At the beginning of the 1990s, there was an abundance of qualified teachers for all levels and types of schools, as well as administrative personnel, all of whom were accredited by a special committee of the Ministry of Education. All public schools had uniform curricula; the preparation of school textbooks was the responsibility of committees of teachers and administrators, working in close cooperation with educational authorities in Greece. Some instructional material for both primary and secondary education was donated by the Greek government. Cypriot schools were also well provided with modern teaching equipment.
The Greek Cypriot education system consisted of preprimary and primary schools, secondary general and secondary technical/vocational schools, and special schools for the blind, deaf, and other teachable handicapped persons. In addition, there were institutions for teacher training, specialized instruction, and informal education. As of 1990, there was no university in the Republic of Cyprus. Until one was opened in the early 1990s, further studies had to be pursued abroad. There were a small number of private schools.

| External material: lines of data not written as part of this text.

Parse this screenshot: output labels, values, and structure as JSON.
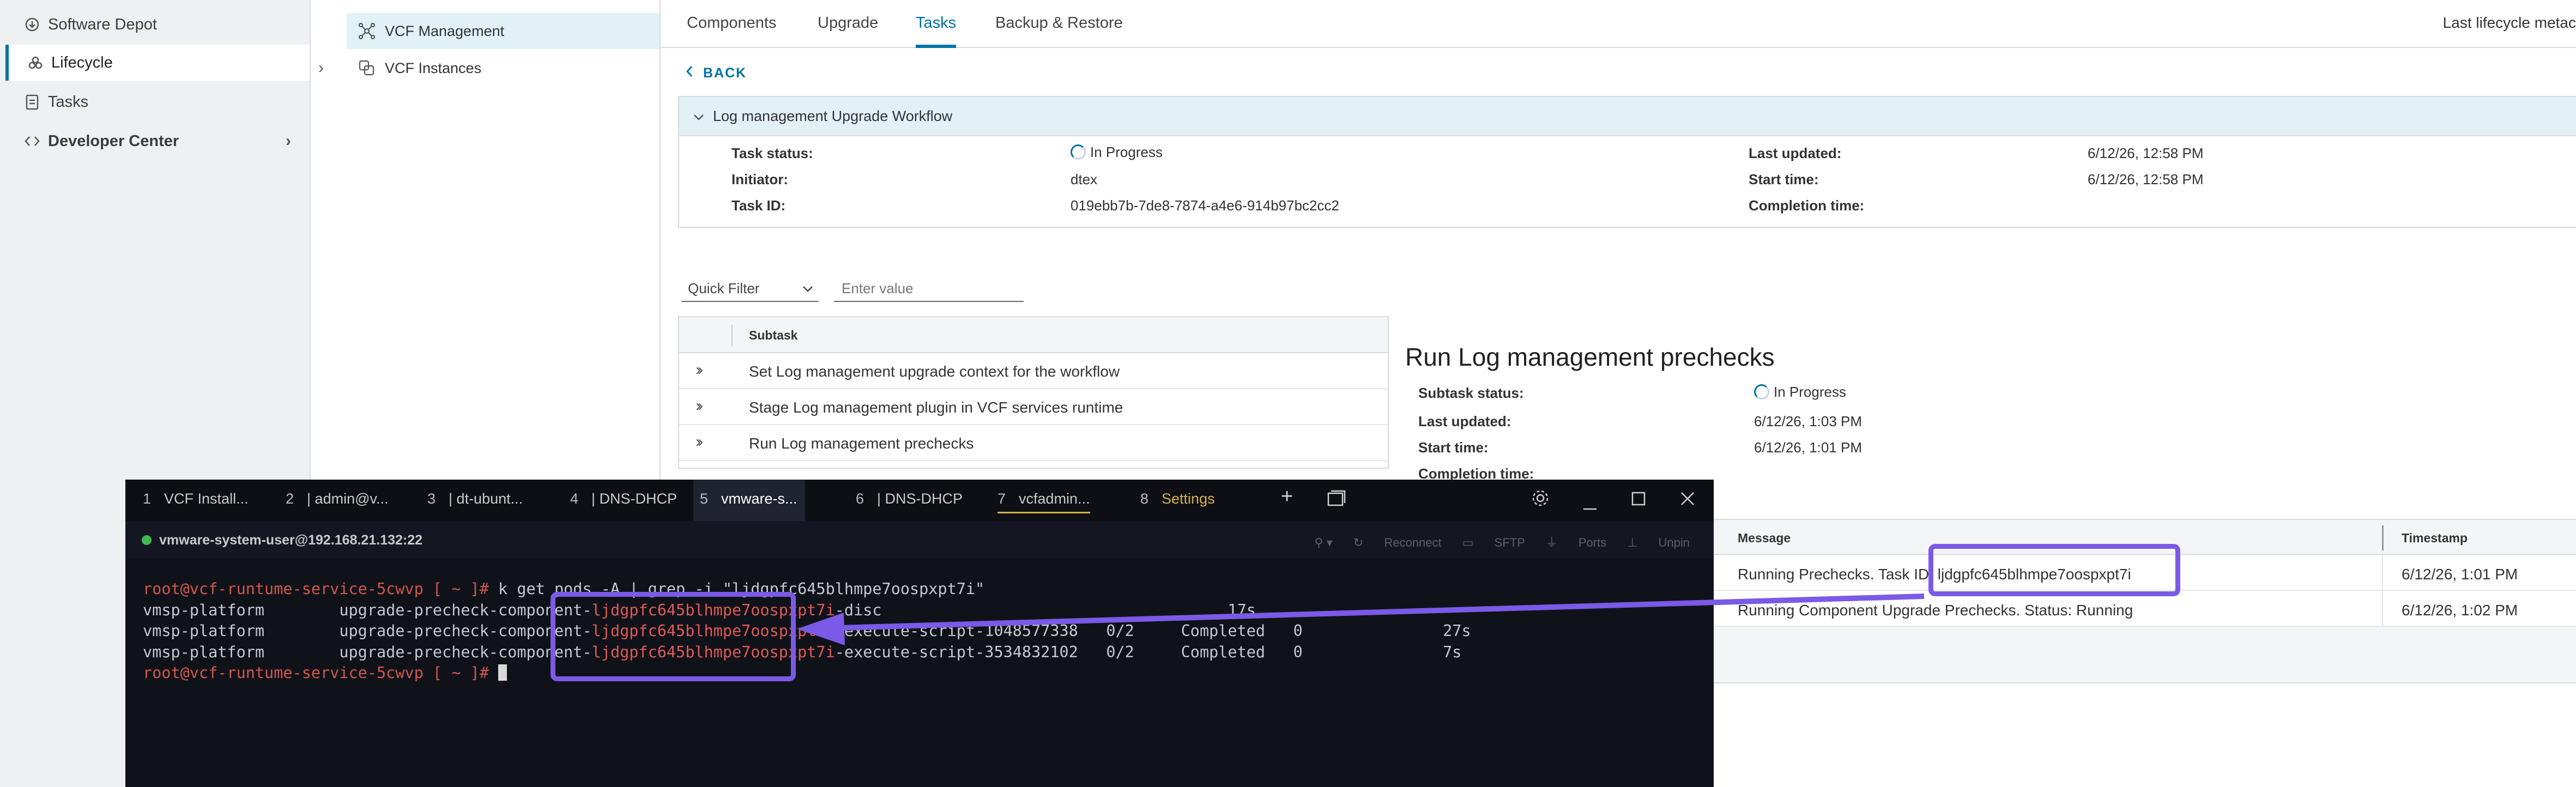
{
  "leftnav": {
    "items": [
      {
        "label": "Software Depot",
        "icon": "depot-icon"
      },
      {
        "label": "Lifecycle",
        "icon": "lifecycle-icon",
        "active": true
      },
      {
        "label": "Tasks",
        "icon": "tasks-icon"
      },
      {
        "label": "Developer Center",
        "icon": "code-icon",
        "chevron": "›"
      }
    ]
  },
  "tree": {
    "items": [
      {
        "label": "VCF Management",
        "selected": true
      },
      {
        "label": "VCF Instances",
        "expander": "›"
      }
    ]
  },
  "tabs": [
    "Components",
    "Upgrade",
    "Tasks",
    "Backup & Restore"
  ],
  "active_tab": "Tasks",
  "last_meta": "Last lifecycle metac",
  "back": "BACK",
  "workflow": {
    "title": "Log management Upgrade Workflow",
    "task_status_label": "Task status:",
    "task_status": "In Progress",
    "initiator_label": "Initiator:",
    "initiator": "dtex",
    "task_id_label": "Task ID:",
    "task_id": "019ebb7b-7de8-7874-a4e6-914b97bc2cc2",
    "last_updated_label": "Last updated:",
    "last_updated": "6/12/26, 12:58 PM",
    "start_time_label": "Start time:",
    "start_time": "6/12/26, 12:58 PM",
    "completion_time_label": "Completion time:",
    "completion_time": ""
  },
  "filter": {
    "quick_filter": "Quick Filter",
    "placeholder": "Enter value"
  },
  "subtasks": {
    "header": "Subtask",
    "rows": [
      "Set Log management upgrade context for the workflow",
      "Stage Log management plugin in VCF services runtime",
      "Run Log management prechecks"
    ]
  },
  "detail": {
    "title": "Run Log management prechecks",
    "status_label": "Subtask status:",
    "status": "In Progress",
    "last_updated_label": "Last updated:",
    "last_updated": "6/12/26, 1:03 PM",
    "start_time_label": "Start time:",
    "start_time": "6/12/26, 1:01 PM",
    "completion_time_label": "Completion time:",
    "completion_time": ""
  },
  "messages": {
    "headers": [
      "Message",
      "Timestamp"
    ],
    "rows": [
      {
        "message": "Running Prechecks. Task ID: ljdgpfc645blhmpe7oospxpt7i",
        "timestamp": "6/12/26, 1:01 PM"
      },
      {
        "message": "Running Component Upgrade Prechecks. Status: Running",
        "timestamp": "6/12/26, 1:02 PM"
      }
    ]
  },
  "terminal": {
    "tabs": [
      {
        "num": "1",
        "label": "VCF Install..."
      },
      {
        "num": "2",
        "label": "| admin@v..."
      },
      {
        "num": "3",
        "label": "| dt-ubunt..."
      },
      {
        "num": "4",
        "label": "| DNS-DHCP"
      },
      {
        "num": "5",
        "label": "vmware-s...",
        "active": true
      },
      {
        "num": "6",
        "label": "| DNS-DHCP"
      },
      {
        "num": "7",
        "label": "vcfadmin..."
      },
      {
        "num": "8",
        "label": "Settings"
      }
    ],
    "session": "vmware-system-user@192.168.21.132:22",
    "tools": [
      "Reconnect",
      "SFTP",
      "Ports",
      "Unpin"
    ],
    "prompt": "root@vcf-runtume-service-5cwvp [ ~ ]#",
    "command": " k get pods -A | grep -i \"ljdgpfc645blhmpe7oospxpt7i\"",
    "rows": [
      {
        "ns": "vmsp-platform",
        "prefix": "upgrade-precheck-component-",
        "id": "ljdgpfc645blhmpe7oospxpt7i",
        "suffix": "-disc",
        "ready": "",
        "status": "",
        "restarts": "",
        "age": "17s"
      },
      {
        "ns": "vmsp-platform",
        "prefix": "upgrade-precheck-component-",
        "id": "ljdgpfc645blhmpe7oospxpt7i",
        "suffix": "-execute-script-1048577338",
        "ready": "0/2",
        "status": "Completed",
        "restarts": "0",
        "age": "27s"
      },
      {
        "ns": "vmsp-platform",
        "prefix": "upgrade-precheck-component-",
        "id": "ljdgpfc645blhmpe7oospxpt7i",
        "suffix": "-execute-script-3534832102",
        "ready": "0/2",
        "status": "Completed",
        "restarts": "0",
        "age": "7s"
      }
    ]
  },
  "colors": {
    "accent": "#0072a3",
    "highlight": "#7a5ae6",
    "term_bg": "#10121a",
    "prompt_red": "#d0574a"
  }
}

Updated (December 2003)
Currently in the Republic of Cyprus, there are 6 island-wide and 5 local television channels, 10 island-wide and 30 local radio stations and one news agency. Apart from the public broadcasting stations, the commercial and printed media do not take any visible measures in regard to the specific needs of the linguistic minorities living on the island.
According to the CYBC Department for Broadcasting in the Turkish, Armenian and other languages, programs in Turkish are broadcast every day between 6am and 5pm. During these eleven hours a specific CYBC Radio Channel broadcasts three news bulletins, regular reviews of the Greek press, and a wide variety of informative programs on political affairs, economy, women’s issues, culture, art, musical entertainment and lessons for learning the Greek language.
A CYBC Television Channel also broadcasts in the Turkish language, every day a news bulletin and every Tuesday and Friday two short informative programs.
An hour-long radio transmission in the Armenian language begins every day at 5pm. These programs include news bulletins three times per week, women’s issues, programs for children, literature, and Armenian music.
For the religious groups of the Maronites and the Latins, there are two short programs in the Greek language every Saturday afternoon. Since June 27, 1999, the CYBC has also transmitted a program for Maronites, entitled “The Voice of Maronites.” In addition, a program for the Latins started on November 13, 1999.
Every day from 6pm until midnight, the radio programs are broadcast in the English language (three 10-minute news bulletins, a live evening magazine and music). During summer seasons, there is an additional early-evening program for visitors to the island broadcast live in four languages.
Source: Minority-language Related Broadcasting and Legislation in the OSCE, Program in Comparative Media Law and Policy (PCMLP), Center for Socio-Legal Studies, Wolfson College, Oxford University & Institute for Information Law (IViR) (http://www.ivir.nl/index-english.html), Universiteit van Amsterdam (Study commissioned by the OSCE High Commissioner on National Minorities), April 2003, edited by T. McGonagle (IViR), B. Davis Noll & M. Price (PCMLP), http://www.ivir.nl/publications/mcgonagle/Minority-language%20broadcasting.pdf